Data excerpts START

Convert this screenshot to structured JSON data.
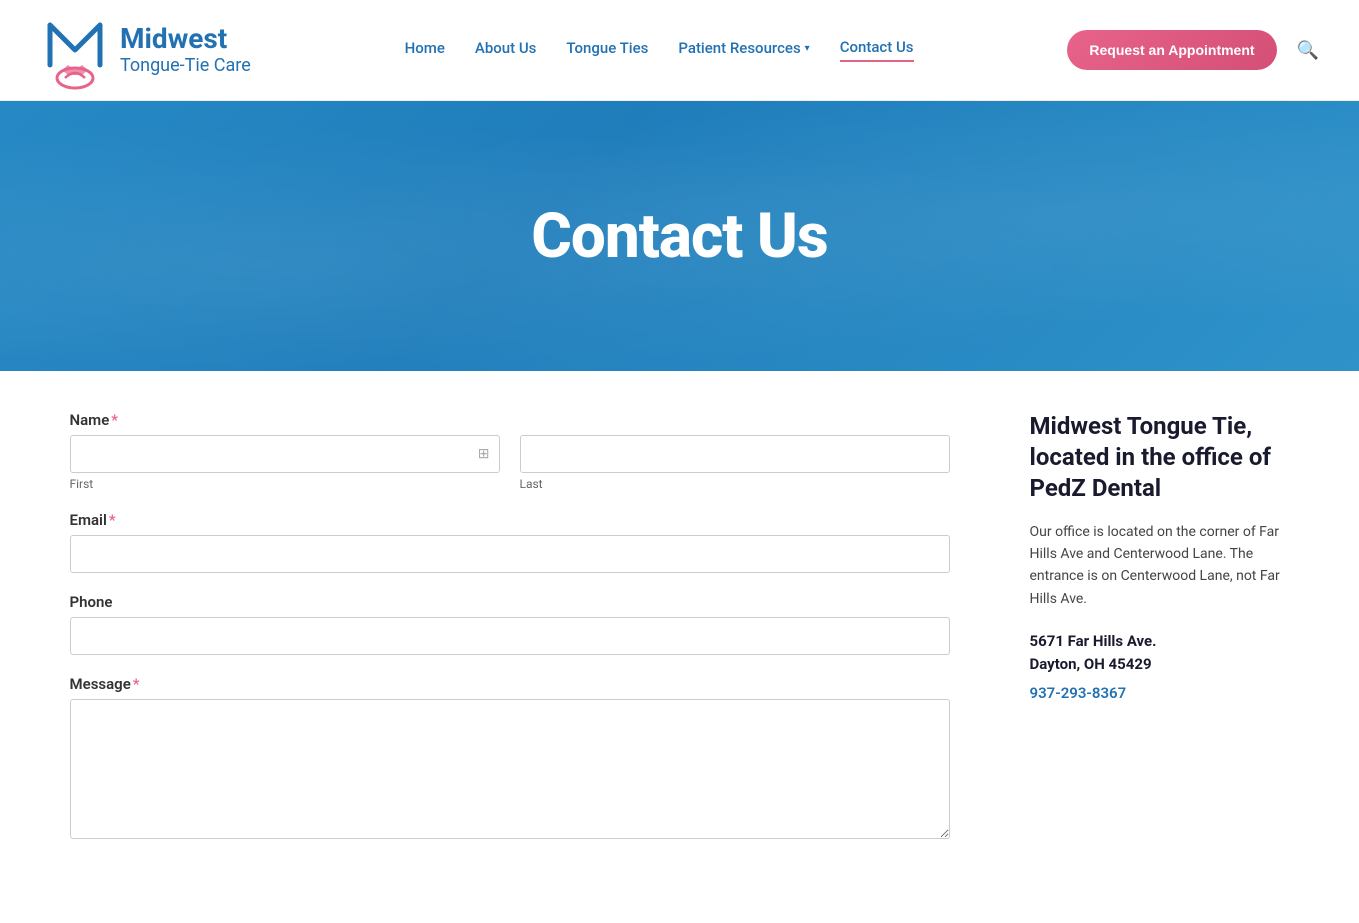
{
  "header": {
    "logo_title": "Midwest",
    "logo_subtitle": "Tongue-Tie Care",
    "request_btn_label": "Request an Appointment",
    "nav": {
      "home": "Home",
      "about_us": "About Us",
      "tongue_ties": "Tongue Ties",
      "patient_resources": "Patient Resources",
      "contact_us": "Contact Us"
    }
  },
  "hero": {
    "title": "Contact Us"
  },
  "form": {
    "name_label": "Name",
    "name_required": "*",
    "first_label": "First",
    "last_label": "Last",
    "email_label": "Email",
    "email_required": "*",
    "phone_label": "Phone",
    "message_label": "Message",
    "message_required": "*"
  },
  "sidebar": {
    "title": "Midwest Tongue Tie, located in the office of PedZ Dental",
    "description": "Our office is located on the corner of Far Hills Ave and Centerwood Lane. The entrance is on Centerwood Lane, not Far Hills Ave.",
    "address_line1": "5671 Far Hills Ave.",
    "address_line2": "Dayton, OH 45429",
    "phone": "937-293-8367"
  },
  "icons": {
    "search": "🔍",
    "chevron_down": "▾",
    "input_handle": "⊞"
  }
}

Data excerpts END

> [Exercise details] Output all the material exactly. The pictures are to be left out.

> [Problem solution]
Convert this screenshot to structured JSON data.
{
  "header": {
    "logo_title": "Midwest",
    "logo_subtitle": "Tongue-Tie Care",
    "request_btn_label": "Request an Appointment",
    "nav": {
      "home": "Home",
      "about_us": "About Us",
      "tongue_ties": "Tongue Ties",
      "patient_resources": "Patient Resources",
      "contact_us": "Contact Us"
    }
  },
  "hero": {
    "title": "Contact Us"
  },
  "form": {
    "name_label": "Name",
    "name_required": "*",
    "first_label": "First",
    "last_label": "Last",
    "email_label": "Email",
    "email_required": "*",
    "phone_label": "Phone",
    "message_label": "Message",
    "message_required": "*"
  },
  "sidebar": {
    "title": "Midwest Tongue Tie, located in the office of PedZ Dental",
    "description": "Our office is located on the corner of Far Hills Ave and Centerwood Lane. The entrance is on Centerwood Lane, not Far Hills Ave.",
    "address_line1": "5671 Far Hills Ave.",
    "address_line2": "Dayton, OH 45429",
    "phone": "937-293-8367"
  },
  "icons": {
    "search": "🔍",
    "chevron_down": "▾",
    "input_handle": "⊞"
  }
}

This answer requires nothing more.